**Data section**
______________________________
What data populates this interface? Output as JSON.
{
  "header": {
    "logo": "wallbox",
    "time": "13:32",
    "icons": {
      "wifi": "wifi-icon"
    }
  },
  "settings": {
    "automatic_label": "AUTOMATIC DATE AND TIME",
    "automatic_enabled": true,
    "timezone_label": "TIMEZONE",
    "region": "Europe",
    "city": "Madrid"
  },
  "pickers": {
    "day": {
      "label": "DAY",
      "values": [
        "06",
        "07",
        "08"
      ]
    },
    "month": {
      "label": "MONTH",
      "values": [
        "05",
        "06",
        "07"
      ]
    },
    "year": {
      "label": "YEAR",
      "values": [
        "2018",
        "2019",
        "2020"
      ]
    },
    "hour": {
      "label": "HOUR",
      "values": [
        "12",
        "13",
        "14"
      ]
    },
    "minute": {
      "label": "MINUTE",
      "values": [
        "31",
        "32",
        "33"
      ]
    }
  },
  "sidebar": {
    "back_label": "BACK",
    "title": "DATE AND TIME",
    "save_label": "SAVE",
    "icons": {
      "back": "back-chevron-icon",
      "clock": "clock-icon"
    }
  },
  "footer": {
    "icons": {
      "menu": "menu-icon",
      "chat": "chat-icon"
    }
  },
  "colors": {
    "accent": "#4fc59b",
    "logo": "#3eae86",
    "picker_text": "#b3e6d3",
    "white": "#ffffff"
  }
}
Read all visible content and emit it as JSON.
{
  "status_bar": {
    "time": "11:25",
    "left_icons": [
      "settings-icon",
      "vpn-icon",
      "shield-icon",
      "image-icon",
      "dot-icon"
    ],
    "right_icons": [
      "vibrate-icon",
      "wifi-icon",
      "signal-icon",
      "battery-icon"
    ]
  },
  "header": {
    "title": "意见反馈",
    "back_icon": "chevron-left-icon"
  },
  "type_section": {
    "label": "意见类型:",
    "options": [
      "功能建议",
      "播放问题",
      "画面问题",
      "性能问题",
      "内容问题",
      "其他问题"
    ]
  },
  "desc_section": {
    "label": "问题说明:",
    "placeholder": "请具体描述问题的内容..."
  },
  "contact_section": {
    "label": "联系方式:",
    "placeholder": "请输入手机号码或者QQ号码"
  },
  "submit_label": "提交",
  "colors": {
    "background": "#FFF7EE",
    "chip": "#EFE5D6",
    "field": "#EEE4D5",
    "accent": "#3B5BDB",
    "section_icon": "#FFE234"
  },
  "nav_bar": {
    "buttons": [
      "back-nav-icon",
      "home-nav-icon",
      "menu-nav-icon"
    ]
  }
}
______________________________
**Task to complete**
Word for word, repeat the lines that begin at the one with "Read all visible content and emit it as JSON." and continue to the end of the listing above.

**Exercise solution**
Read all visible content and emit it as JSON.
{
  "status_bar": {
    "time": "11:25",
    "left_icons": [
      "settings-icon",
      "vpn-icon",
      "shield-icon",
      "image-icon",
      "dot-icon"
    ],
    "right_icons": [
      "vibrate-icon",
      "wifi-icon",
      "signal-icon",
      "battery-icon"
    ]
  },
  "header": {
    "title": "意见反馈",
    "back_icon": "chevron-left-icon"
  },
  "type_section": {
    "label": "意见类型:",
    "options": [
      "功能建议",
      "播放问题",
      "画面问题",
      "性能问题",
      "内容问题",
      "其他问题"
    ]
  },
  "desc_section": {
    "label": "问题说明:",
    "placeholder": "请具体描述问题的内容..."
  },
  "contact_section": {
    "label": "联系方式:",
    "placeholder": "请输入手机号码或者QQ号码"
  },
  "submit_label": "提交",
  "colors": {
    "background": "#FFF7EE",
    "chip": "#EFE5D6",
    "field": "#EEE4D5",
    "accent": "#3B5BDB",
    "section_icon": "#FFE234"
  },
  "nav_bar": {
    "buttons": [
      "back-nav-icon",
      "home-nav-icon",
      "menu-nav-icon"
    ]
  }
}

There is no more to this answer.